:: ACTION ITEM ::
In the records that follow, skip the pictures and print everything else exactly.
-*-
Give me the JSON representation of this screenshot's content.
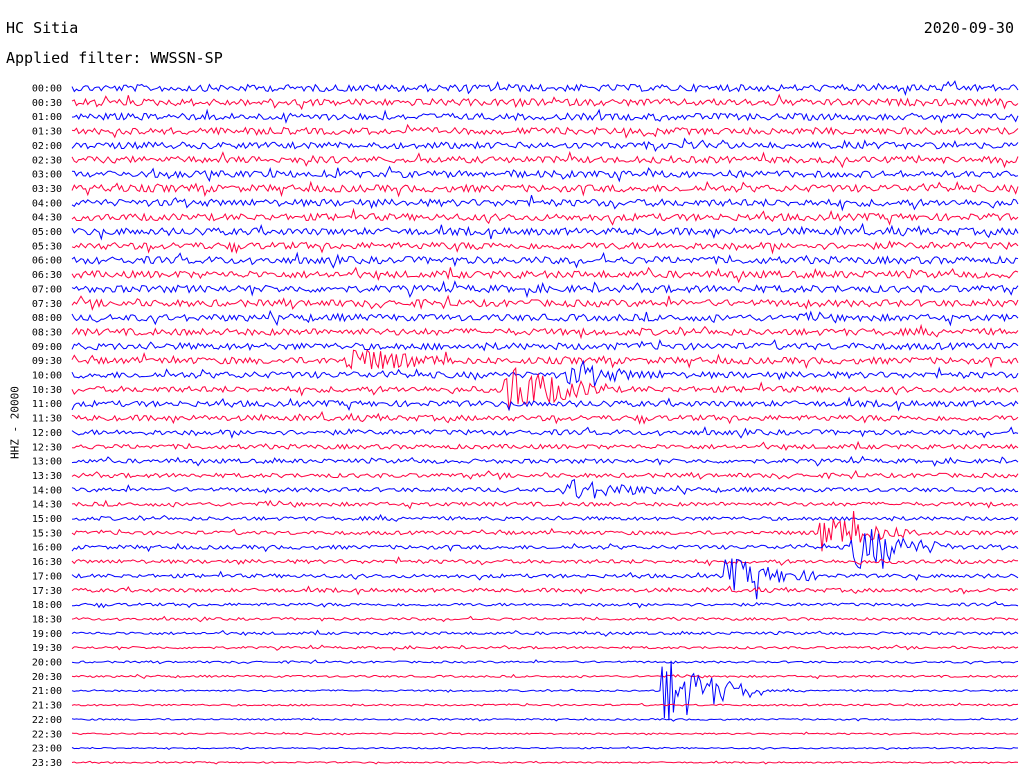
{
  "header": {
    "station": "HC Sitia",
    "date": "2020-09-30",
    "filter": "Applied filter: WWSSN-SP"
  },
  "channel_label": "HHZ - 20000",
  "colors": {
    "even_trace": "#0000ff",
    "odd_trace": "#ff0040",
    "background": "#ffffff"
  },
  "chart_data": {
    "type": "line",
    "title": "HC Sitia",
    "subtitle": "Applied filter: WWSSN-SP",
    "ylabel": "HHZ - 20000",
    "categories": [
      "00:00",
      "00:30",
      "01:00",
      "01:30",
      "02:00",
      "02:30",
      "03:00",
      "03:30",
      "04:00",
      "04:30",
      "05:00",
      "05:30",
      "06:00",
      "06:30",
      "07:00",
      "07:30",
      "08:00",
      "08:30",
      "09:00",
      "09:30",
      "10:00",
      "10:30",
      "11:00",
      "11:30",
      "12:00",
      "12:30",
      "13:00",
      "13:30",
      "14:00",
      "14:30",
      "15:00",
      "15:30",
      "16:00",
      "16:30",
      "17:00",
      "17:30",
      "18:00",
      "18:30",
      "19:00",
      "19:30",
      "20:00",
      "20:30",
      "21:00",
      "21:30",
      "22:00",
      "22:30",
      "23:00",
      "23:30"
    ],
    "line_minutes": 30,
    "noise_amplitude": [
      3.5,
      3.5,
      3.4,
      3.4,
      3.3,
      3.3,
      3.4,
      3.6,
      3.6,
      3.5,
      3.5,
      3.5,
      3.6,
      3.6,
      3.6,
      3.5,
      3.4,
      3.4,
      3.4,
      3.3,
      3.2,
      3.0,
      2.9,
      2.8,
      2.6,
      2.3,
      2.2,
      2.2,
      2.1,
      2.0,
      1.9,
      1.9,
      2.0,
      2.0,
      1.9,
      1.9,
      1.5,
      1.3,
      1.4,
      1.2,
      1.0,
      1.0,
      0.9,
      0.9,
      0.8,
      0.8,
      0.7,
      0.7
    ],
    "events": [
      {
        "trace": "09:30",
        "minute": 9,
        "amplitude": 12
      },
      {
        "trace": "10:00",
        "minute": 16,
        "amplitude": 8
      },
      {
        "trace": "10:30",
        "minute": 14,
        "amplitude": 25
      },
      {
        "trace": "14:00",
        "minute": 16,
        "amplitude": 10
      },
      {
        "trace": "15:30",
        "minute": 24,
        "amplitude": 18
      },
      {
        "trace": "16:00",
        "minute": 25,
        "amplitude": 22
      },
      {
        "trace": "17:00",
        "minute": 21,
        "amplitude": 16
      },
      {
        "trace": "21:00",
        "minute": 19,
        "amplitude": 34
      }
    ],
    "grid": false,
    "legend": "none"
  }
}
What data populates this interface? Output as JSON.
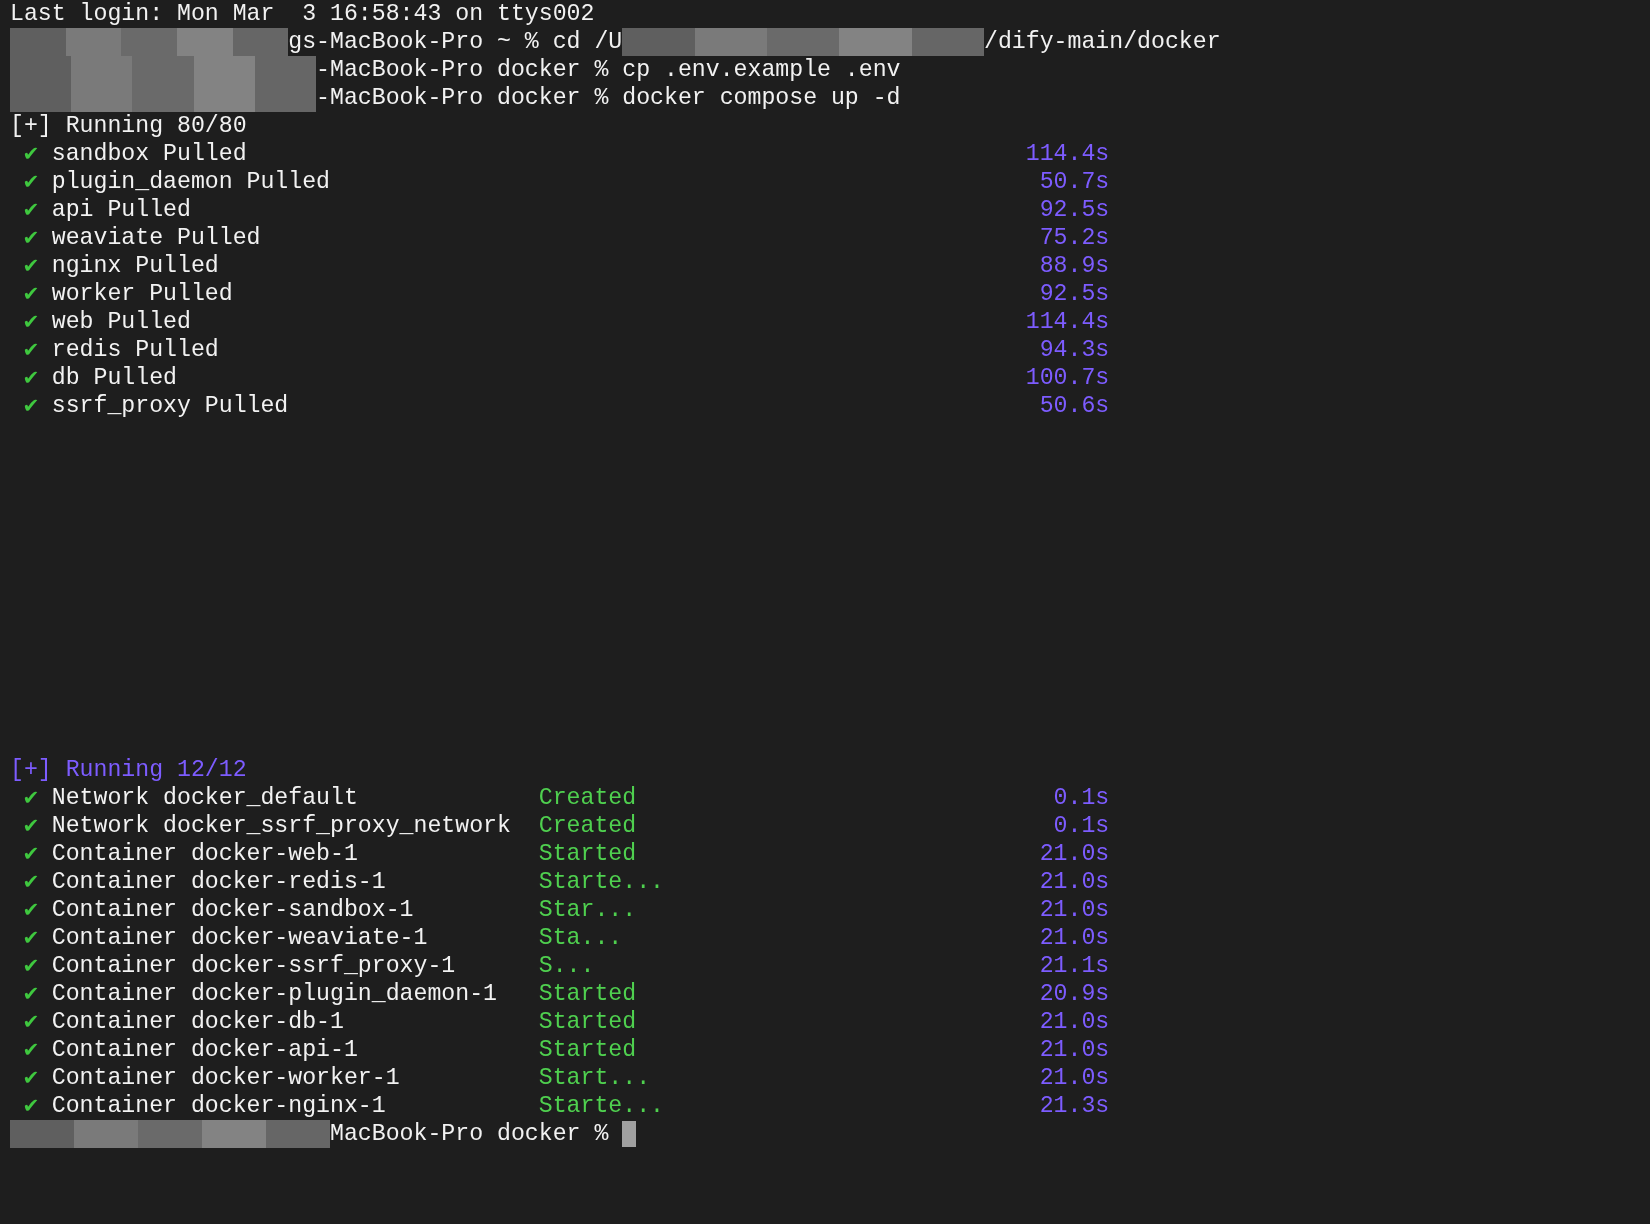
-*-
:: REPLY TO THE EXERCISE ::
Give me the JSON representation of this screenshot's content.
{
  "header": {
    "station": "HC Sitia",
    "date": "2020-09-30",
    "filter": "Applied filter: WWSSN-SP"
  },
  "channel_label": "HHZ - 20000",
  "colors": {
    "even_trace": "#0000ff",
    "odd_trace": "#ff0040",
    "background": "#ffffff"
  },
  "chart_data": {
    "type": "line",
    "title": "HC Sitia",
    "subtitle": "Applied filter: WWSSN-SP",
    "ylabel": "HHZ - 20000",
    "categories": [
      "00:00",
      "00:30",
      "01:00",
      "01:30",
      "02:00",
      "02:30",
      "03:00",
      "03:30",
      "04:00",
      "04:30",
      "05:00",
      "05:30",
      "06:00",
      "06:30",
      "07:00",
      "07:30",
      "08:00",
      "08:30",
      "09:00",
      "09:30",
      "10:00",
      "10:30",
      "11:00",
      "11:30",
      "12:00",
      "12:30",
      "13:00",
      "13:30",
      "14:00",
      "14:30",
      "15:00",
      "15:30",
      "16:00",
      "16:30",
      "17:00",
      "17:30",
      "18:00",
      "18:30",
      "19:00",
      "19:30",
      "20:00",
      "20:30",
      "21:00",
      "21:30",
      "22:00",
      "22:30",
      "23:00",
      "23:30"
    ],
    "line_minutes": 30,
    "noise_amplitude": [
      3.5,
      3.5,
      3.4,
      3.4,
      3.3,
      3.3,
      3.4,
      3.6,
      3.6,
      3.5,
      3.5,
      3.5,
      3.6,
      3.6,
      3.6,
      3.5,
      3.4,
      3.4,
      3.4,
      3.3,
      3.2,
      3.0,
      2.9,
      2.8,
      2.6,
      2.3,
      2.2,
      2.2,
      2.1,
      2.0,
      1.9,
      1.9,
      2.0,
      2.0,
      1.9,
      1.9,
      1.5,
      1.3,
      1.4,
      1.2,
      1.0,
      1.0,
      0.9,
      0.9,
      0.8,
      0.8,
      0.7,
      0.7
    ],
    "events": [
      {
        "trace": "09:30",
        "minute": 9,
        "amplitude": 12
      },
      {
        "trace": "10:00",
        "minute": 16,
        "amplitude": 8
      },
      {
        "trace": "10:30",
        "minute": 14,
        "amplitude": 25
      },
      {
        "trace": "14:00",
        "minute": 16,
        "amplitude": 10
      },
      {
        "trace": "15:30",
        "minute": 24,
        "amplitude": 18
      },
      {
        "trace": "16:00",
        "minute": 25,
        "amplitude": 22
      },
      {
        "trace": "17:00",
        "minute": 21,
        "amplitude": 16
      },
      {
        "trace": "21:00",
        "minute": 19,
        "amplitude": 34
      }
    ],
    "grid": false,
    "legend": "none"
  }
}
What data populates this interface? Output as JSON.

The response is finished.